REITH:

Well, workplace relations should be an important issue in the next election because the Labor Party has just given over the whole labour market regulation to the trade union hierarchy at the expense of the rank and file. This is no surprise. 66 per cent of the delegates at this Conference are either union hacks or former union hacks who have been promoted into the Parliament. The rank and file at the most is sort of two and three per cent and basically they are squeezed out. And so you have got the Labor Party deliberating in a situation of a conference for the unions, by the unions, of the unions and the rank and file

workers don’t get a look-in. Under the Coalition, rank and file workers have seen substantial increases in pay. If Labor were to revert to their old policies once again the rank and file membership would miss out. Under Labor real wages fell by five per cent under the accord from start to finish of Labor’s 13 years. I think most rank and file workers would think the Work for the Dole was a good idea but the union bosses don’t like it so because they have got 66 per cent of the vote that’s the end of the Work for the Dole.

JOURNALIST:

Mr Reith, in the Conference hall you talked about the Coalition doing better with unemployment, getting unemployment down. Would you care to put a figure on how low unemployment could go under the Coalition and what measures that you could adopt to bring it down lower?

REITH:

We have already introduced a series of measures into the Parliament which would assist with job creation, which would help small business. Mr Beazley’s policy to abolish the Trade Practices Act provisions on secondary boycotts is a disaster for small business. That’s going to close a whole lot of businesses as a result of industry wide strikes which is another one of the union policies which has been foisted on Mr Beazley.
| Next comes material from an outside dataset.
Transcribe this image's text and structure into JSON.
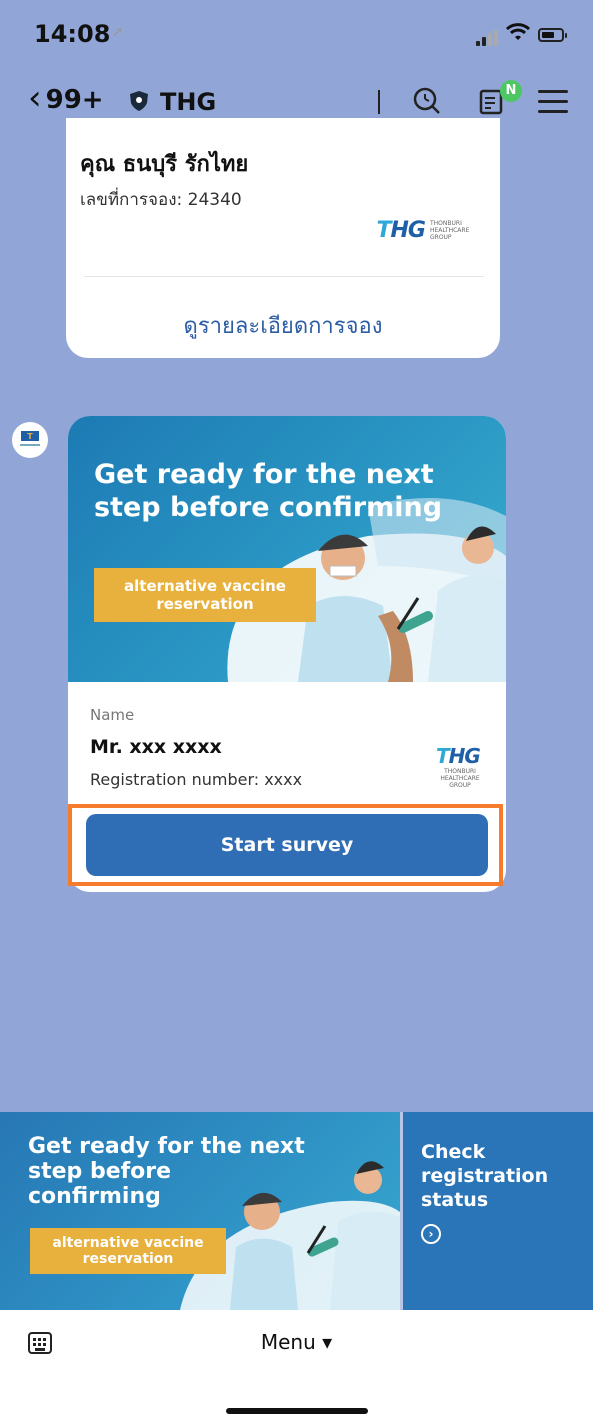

None of these policies are in favour of small business, they are all anti small business. They’re a pro-union boss at the expense of the rank and file workers and at the expense of small business. And so the Coalition has got a series of policies where the Labor Party is voting against them, in the same way they voted against other reforms already introduced by us which have been clearly in the interests of small business and job creation.

JOURNALIST:

What’s [inaudible] of unemployment numbers though Mr Reith?

REITH:

Well, a good set of numbers are the 50,000 jobs that I believe could be created if the Labor Party were able to stand back from the 66 per cent of union delegates and vote for our unfair dismissal reforms. Small business has estimated that up to 50,000 jobs could be created if we had a better system in respect of dismissals. Kim Beazley can’t do that because he’s got 66 per cent of union delegates at his conference telling him what his policy should be.

JOURNALIST:

[Inaudible] not such a great figure….

REITH:

I haven’t seen the figure.

[ends]

 

 

 

For further information contact:

Ian Hanke 0419 484 095

31/07/2000